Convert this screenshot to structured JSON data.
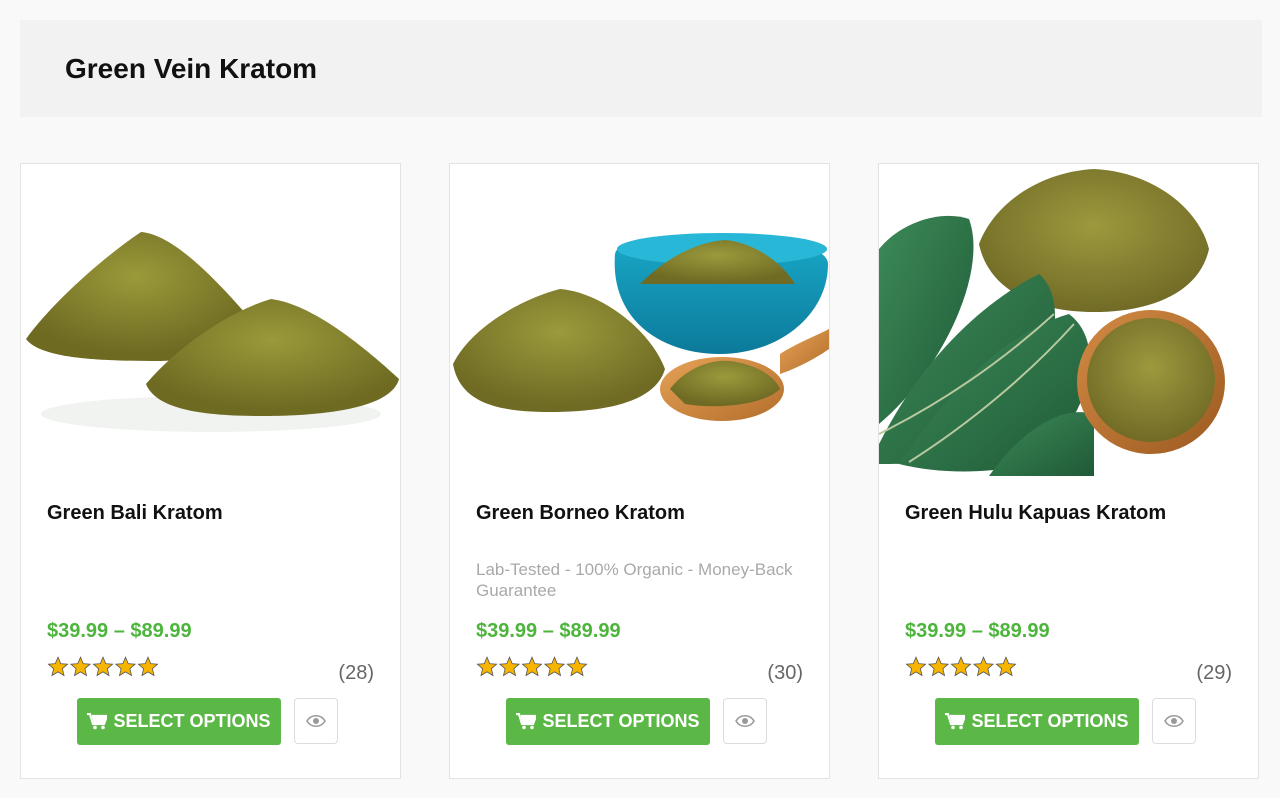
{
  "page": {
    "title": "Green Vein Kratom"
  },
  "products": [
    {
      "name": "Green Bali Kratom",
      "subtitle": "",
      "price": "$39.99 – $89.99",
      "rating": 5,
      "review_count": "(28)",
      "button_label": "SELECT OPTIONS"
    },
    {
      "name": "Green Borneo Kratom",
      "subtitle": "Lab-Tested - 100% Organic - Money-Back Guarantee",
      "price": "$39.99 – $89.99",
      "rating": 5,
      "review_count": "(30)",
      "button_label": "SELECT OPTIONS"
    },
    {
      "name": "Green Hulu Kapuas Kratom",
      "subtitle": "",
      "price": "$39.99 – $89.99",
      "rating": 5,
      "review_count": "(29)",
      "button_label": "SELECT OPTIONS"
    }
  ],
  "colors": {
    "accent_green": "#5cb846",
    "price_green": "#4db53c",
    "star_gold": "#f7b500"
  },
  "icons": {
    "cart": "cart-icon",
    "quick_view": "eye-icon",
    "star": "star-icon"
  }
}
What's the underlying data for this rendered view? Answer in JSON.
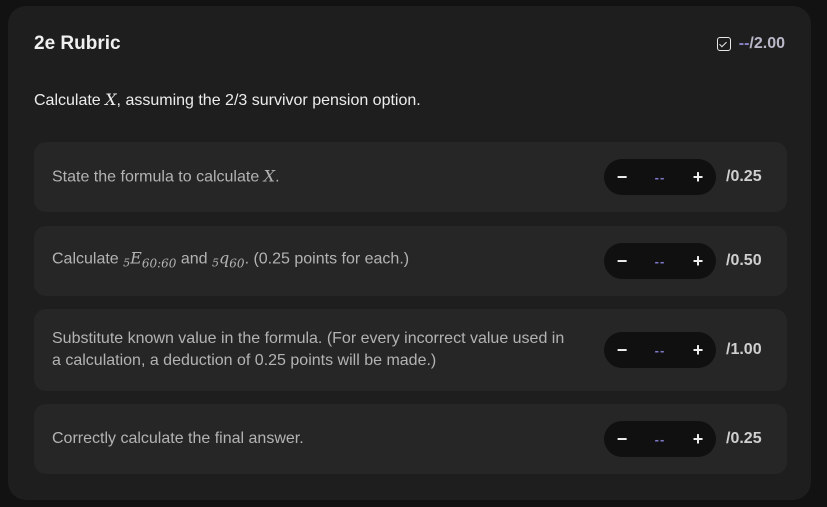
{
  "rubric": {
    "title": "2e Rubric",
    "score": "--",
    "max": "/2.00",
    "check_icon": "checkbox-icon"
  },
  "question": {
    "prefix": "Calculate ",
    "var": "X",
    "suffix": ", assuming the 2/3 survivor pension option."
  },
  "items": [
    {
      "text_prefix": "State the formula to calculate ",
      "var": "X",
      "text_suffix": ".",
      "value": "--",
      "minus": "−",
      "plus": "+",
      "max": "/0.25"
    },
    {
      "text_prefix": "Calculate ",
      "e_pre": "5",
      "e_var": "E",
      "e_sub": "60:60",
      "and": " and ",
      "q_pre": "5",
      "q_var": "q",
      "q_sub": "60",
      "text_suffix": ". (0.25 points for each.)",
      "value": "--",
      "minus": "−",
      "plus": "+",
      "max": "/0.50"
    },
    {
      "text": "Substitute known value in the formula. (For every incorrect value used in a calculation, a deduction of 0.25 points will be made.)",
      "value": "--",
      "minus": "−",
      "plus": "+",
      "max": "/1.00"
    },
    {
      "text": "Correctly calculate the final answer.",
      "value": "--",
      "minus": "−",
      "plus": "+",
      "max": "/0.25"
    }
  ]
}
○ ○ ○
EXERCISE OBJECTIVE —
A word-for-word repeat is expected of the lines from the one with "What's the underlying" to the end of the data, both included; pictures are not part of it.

ANSWER SECTION —
What's the underlying data for this rendered view? Answer in JSON.
{
  "rubric": {
    "title": "2e Rubric",
    "score": "--",
    "max": "/2.00",
    "check_icon": "checkbox-icon"
  },
  "question": {
    "prefix": "Calculate ",
    "var": "X",
    "suffix": ", assuming the 2/3 survivor pension option."
  },
  "items": [
    {
      "text_prefix": "State the formula to calculate ",
      "var": "X",
      "text_suffix": ".",
      "value": "--",
      "minus": "−",
      "plus": "+",
      "max": "/0.25"
    },
    {
      "text_prefix": "Calculate ",
      "e_pre": "5",
      "e_var": "E",
      "e_sub": "60:60",
      "and": " and ",
      "q_pre": "5",
      "q_var": "q",
      "q_sub": "60",
      "text_suffix": ". (0.25 points for each.)",
      "value": "--",
      "minus": "−",
      "plus": "+",
      "max": "/0.50"
    },
    {
      "text": "Substitute known value in the formula. (For every incorrect value used in a calculation, a deduction of 0.25 points will be made.)",
      "value": "--",
      "minus": "−",
      "plus": "+",
      "max": "/1.00"
    },
    {
      "text": "Correctly calculate the final answer.",
      "value": "--",
      "minus": "−",
      "plus": "+",
      "max": "/0.25"
    }
  ]
}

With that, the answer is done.